George Taylor died in January 1996, but many of his works including these examples were displayed in the Greene King brewery at Bury St Edmunds until recently. The collection has been consigned by George's widow, Sylvia, and is to be sold in 10th December Fine Art & Antiques auction.
Britain has a unique heritage of pub signs; it is a record of our people, pastimes, politics, and history.
The idea of the pub sign possibly came to Britain with the Romans. 'Tabernae' in ancient Rome hung vine leaves outside to signal their purpose, but when the Romans came here they found precious few vines and settled for small bushes instead. Later, pubs displayed representations of tankards and hops to inform passers-by that they sold ale. British pubs began to be given specific names during the 12th century, which in turn led to specific signs. Since most of the population were illiterate, pictorial pub signs were necessary. In some cases local nicknames, events and farming terms were used. Natural or religious symbols such as 'The Star' and 'The Cross' were also popular, sometimes adapted to incorporate heraldry of the local landowner. Many names for pubs that appear nonsensical may have come from corruptions of old slogans or phrases, such as "The Bag o'Nails" (Bacchanals), and "The Goat and Compasses" (God Encompasseth Us). Pub sign 1
In 1393, Richard II passed an act making it compulsory for pubs and inns to display his emblem, a White Hart, to identify them to the official ale taster; Shakespeare's father John was one such inspector (nice work if you can get it). The legislation stated "Whosoever shall brew ale in the town with intention of selling it must hang out a sign, otherwise he shall forfeit his ale" (the pub's sign was also removed as a form of sanction).
During the dissolution, when Henry VIII split from the church in Rome, pub names stopped favouring religious symbols and began featuring images of royal figures and iconography. Some of the names denoting religious connections survived, such as the Mitre and the Ship (symbolising the Ark), but most innkeepers deemed it prudent to rename their establishment the Crown or the Kings Head.
When Scottish King James I (and VI) came to the throne in 1603, he ordered that the heraldic red lion (one of Scotland's emblems) be added to important buildings, including pubs. Thanks to this "The Red Lion" is still the most common pub name in Britain.
In later years, social and industrial history were represented in the likes of the Railway, the Smugglers Rest, and the Miners Arms. Unfortunately, with the rate of pub closures over recent years we may never see whether we'll have a new generation of pubs named the Tweeters Arms or The Brexit!
This auction is a real opportunity to own a unique piece of art, with a fascinating history that is rapidly vanishing from our streets.
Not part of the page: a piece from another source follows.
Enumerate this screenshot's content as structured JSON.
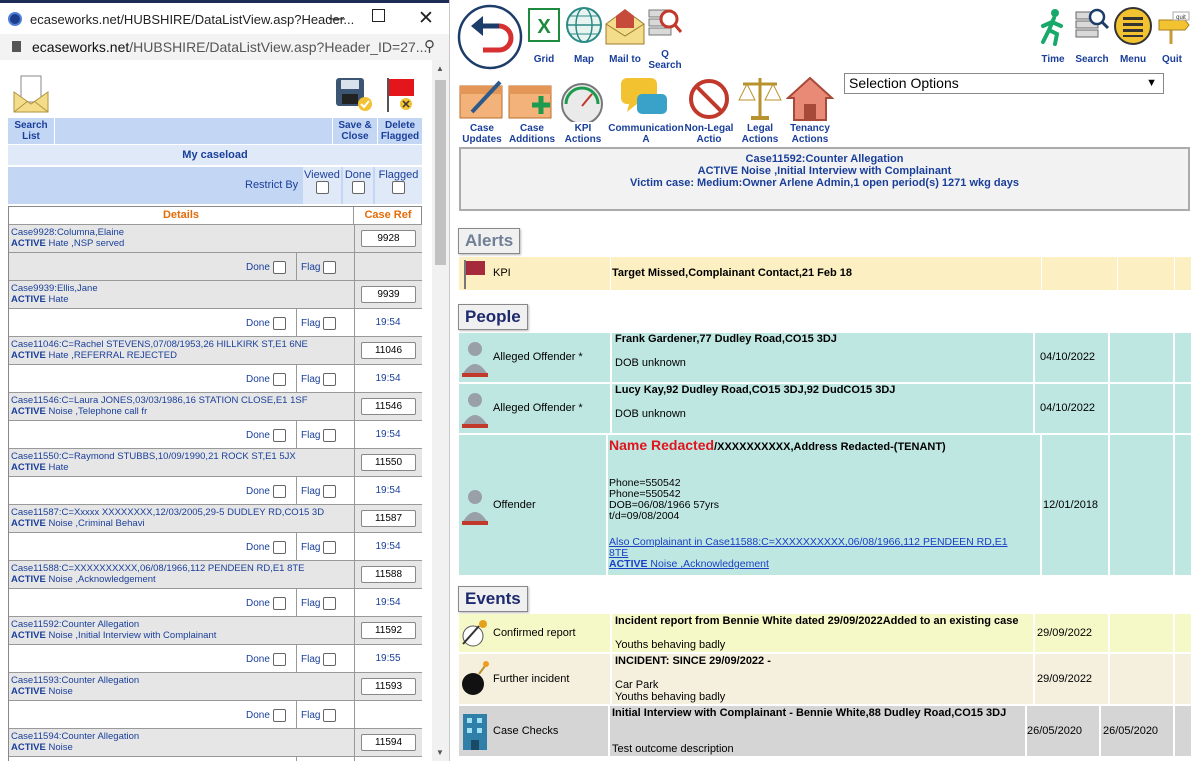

The works will comprise lots 1431-1439 in our 10th December Fine Art & Antiques auction.